   River runners, not just in Grand Canyon, are today’s mountain men, fur trappers and whitewater renegades. We’re throwbacks to the old days. We are modern Hudson’s Bay Company voyagers. Culturally, this is our history, our heritage, and, more than anything, our hope. We do what we do because we agree with what has gone before, and wish to carry it on. Early river runners were a breed apart. They sought the freedom found only on moving water, in rock walls, with starlit nights. They understood hope and majesty. Once in a while they took friends. The industry we choose to inherit, they defined. And now, although the times have changed, “the river” is still our home, our peace, quietude, our great solace, our dream. Our bread and butter. And wine. It is everything important and fine to us. Everything.

   And nothing. Nothing if we cannot maintain our unique heritage. As a matter of cultural integrity, we must remain singular and committed to our wilderness upbringing, lifestyle and future—our past. But, at present, we are being regulated out of existence. Professional guides must be so many places to be certified and inspected and schooled and otherwise inculcated that we have little time for the river itself—the very thing we love most. Our individuality is disappearing, if not already having vanished. But we are the experts here. We are not interested in the modern world. In Grand Canyon, we should be certifying the US Coast Guard. You never know when you’ll need a swamper.

   River runners know the Colorado River like the US Coast Guard could never imagine. We know because we learned the hard way. We figured it out by ourselves. We were shuttle drivers and deck mates and galley slaves and go-fers before we were boatmen or company owners. These days we are a community, tried and true. We have been there. We are “there” now more than ever. Our tests came from the school of hard knocks, and sometimes from NPS. There were plenty of chances to fail our exams. But we didn’t flunk the course. We are still trappers. We will remain trappers, voyagers. And, like Hudson’s Bay Company, we won’t kill all the beaver. Not all at once. Not yet.

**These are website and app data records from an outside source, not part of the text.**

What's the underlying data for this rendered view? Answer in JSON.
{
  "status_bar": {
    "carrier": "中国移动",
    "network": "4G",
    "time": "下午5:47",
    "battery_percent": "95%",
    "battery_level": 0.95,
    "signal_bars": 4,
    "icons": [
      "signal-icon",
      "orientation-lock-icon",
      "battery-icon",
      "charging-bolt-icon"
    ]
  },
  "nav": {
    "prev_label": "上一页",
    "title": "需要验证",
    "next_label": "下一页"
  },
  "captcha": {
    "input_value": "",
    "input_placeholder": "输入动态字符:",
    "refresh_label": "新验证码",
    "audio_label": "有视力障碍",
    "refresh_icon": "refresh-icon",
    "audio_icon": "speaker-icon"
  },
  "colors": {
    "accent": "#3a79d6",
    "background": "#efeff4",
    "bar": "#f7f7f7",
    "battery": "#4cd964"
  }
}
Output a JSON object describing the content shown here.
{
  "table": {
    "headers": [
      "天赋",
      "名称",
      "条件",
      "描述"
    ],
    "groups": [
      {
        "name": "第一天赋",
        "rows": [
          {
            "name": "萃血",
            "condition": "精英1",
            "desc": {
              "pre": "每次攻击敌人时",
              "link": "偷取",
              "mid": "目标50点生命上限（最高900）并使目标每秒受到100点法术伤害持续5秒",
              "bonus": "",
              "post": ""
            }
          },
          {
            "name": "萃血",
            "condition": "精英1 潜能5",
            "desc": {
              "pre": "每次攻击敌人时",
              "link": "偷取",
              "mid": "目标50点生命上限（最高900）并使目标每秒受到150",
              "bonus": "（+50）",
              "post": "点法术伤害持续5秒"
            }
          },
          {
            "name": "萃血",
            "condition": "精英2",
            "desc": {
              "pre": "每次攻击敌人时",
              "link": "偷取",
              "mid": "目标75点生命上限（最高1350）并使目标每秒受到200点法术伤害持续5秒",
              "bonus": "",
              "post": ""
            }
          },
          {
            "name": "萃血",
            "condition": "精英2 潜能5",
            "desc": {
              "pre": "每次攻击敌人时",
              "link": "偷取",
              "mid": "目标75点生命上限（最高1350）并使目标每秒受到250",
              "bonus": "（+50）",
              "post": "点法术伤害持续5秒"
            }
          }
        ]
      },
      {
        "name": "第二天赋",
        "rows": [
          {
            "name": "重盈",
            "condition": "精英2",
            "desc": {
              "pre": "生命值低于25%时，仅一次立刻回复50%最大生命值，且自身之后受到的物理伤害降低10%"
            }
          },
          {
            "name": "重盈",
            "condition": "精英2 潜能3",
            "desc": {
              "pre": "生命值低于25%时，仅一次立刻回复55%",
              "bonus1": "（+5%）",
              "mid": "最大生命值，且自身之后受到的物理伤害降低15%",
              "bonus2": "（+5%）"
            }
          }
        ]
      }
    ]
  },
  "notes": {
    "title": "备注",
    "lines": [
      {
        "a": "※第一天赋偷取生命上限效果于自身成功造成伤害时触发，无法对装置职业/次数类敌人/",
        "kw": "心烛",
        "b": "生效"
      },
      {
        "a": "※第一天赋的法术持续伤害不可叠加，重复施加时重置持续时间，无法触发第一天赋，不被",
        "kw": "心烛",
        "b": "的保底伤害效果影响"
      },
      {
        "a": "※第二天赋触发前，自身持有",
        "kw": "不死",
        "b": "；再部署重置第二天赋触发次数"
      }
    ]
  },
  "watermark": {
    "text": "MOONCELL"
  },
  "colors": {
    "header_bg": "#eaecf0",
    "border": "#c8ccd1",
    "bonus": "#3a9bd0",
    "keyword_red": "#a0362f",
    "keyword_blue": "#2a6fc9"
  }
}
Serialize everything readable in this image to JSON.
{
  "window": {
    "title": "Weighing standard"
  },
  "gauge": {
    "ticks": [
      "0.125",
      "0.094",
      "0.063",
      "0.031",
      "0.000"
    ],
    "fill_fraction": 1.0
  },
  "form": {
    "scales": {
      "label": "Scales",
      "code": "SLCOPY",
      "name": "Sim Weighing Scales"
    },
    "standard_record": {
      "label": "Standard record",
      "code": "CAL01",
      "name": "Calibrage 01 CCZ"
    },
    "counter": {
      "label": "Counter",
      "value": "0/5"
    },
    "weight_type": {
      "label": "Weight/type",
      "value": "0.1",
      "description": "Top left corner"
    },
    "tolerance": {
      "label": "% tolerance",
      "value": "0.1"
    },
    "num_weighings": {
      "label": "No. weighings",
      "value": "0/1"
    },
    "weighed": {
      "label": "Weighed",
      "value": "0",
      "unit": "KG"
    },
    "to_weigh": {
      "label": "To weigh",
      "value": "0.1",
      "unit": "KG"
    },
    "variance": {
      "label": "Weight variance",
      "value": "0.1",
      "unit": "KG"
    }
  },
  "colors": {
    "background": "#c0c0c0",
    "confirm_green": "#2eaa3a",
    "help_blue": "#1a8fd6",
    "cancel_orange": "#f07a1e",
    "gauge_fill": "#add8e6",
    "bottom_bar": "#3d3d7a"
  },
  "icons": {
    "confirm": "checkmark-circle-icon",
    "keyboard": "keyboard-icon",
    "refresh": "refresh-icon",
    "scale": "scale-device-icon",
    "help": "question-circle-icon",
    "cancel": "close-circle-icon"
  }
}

Shane Murphy


Untangling the Bureaucratic Web

   The National Park Service already has a licensing system in place for Grand Canyon boatmen, who take a written test every three years to recertify. If the Coconino County Health Department, the US Coast Guard or any other agency feels that something in our training is “missing”, wouldn’t it make sense to integrate that additional training into the system already in place?

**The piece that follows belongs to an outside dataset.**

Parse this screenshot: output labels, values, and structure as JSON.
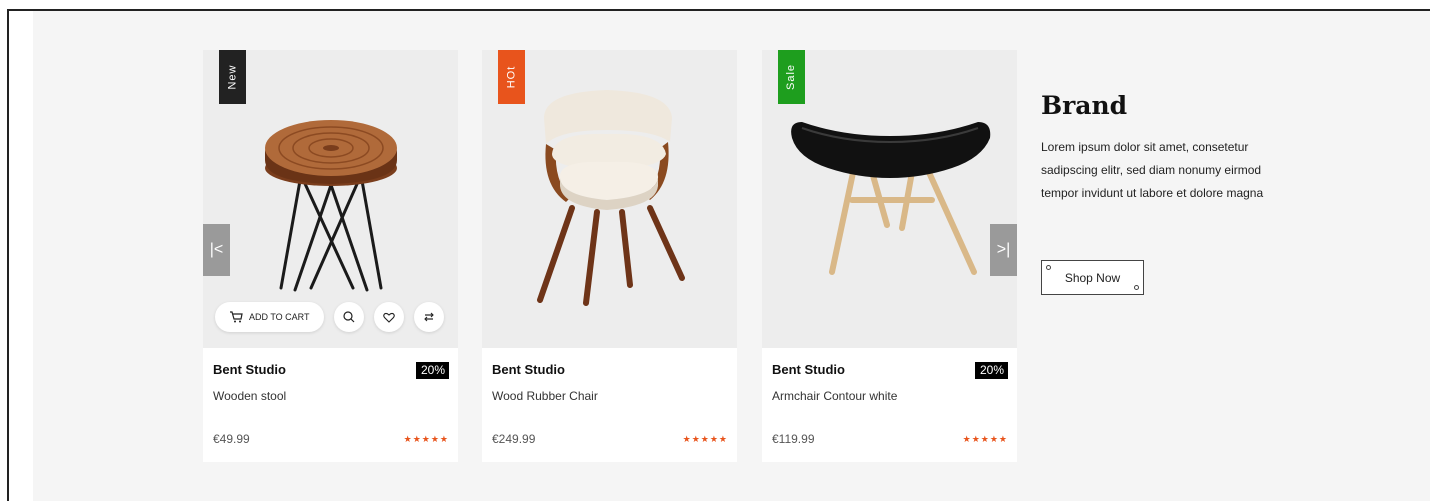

   Already the operating requirements address health and safety issues. Augmenting our study materials and adding a few questions to the written test sounds a great deal simpler than having already overburdened governmental agencies independently develop expensive, new training and testing programs.

Jeri Ledbetter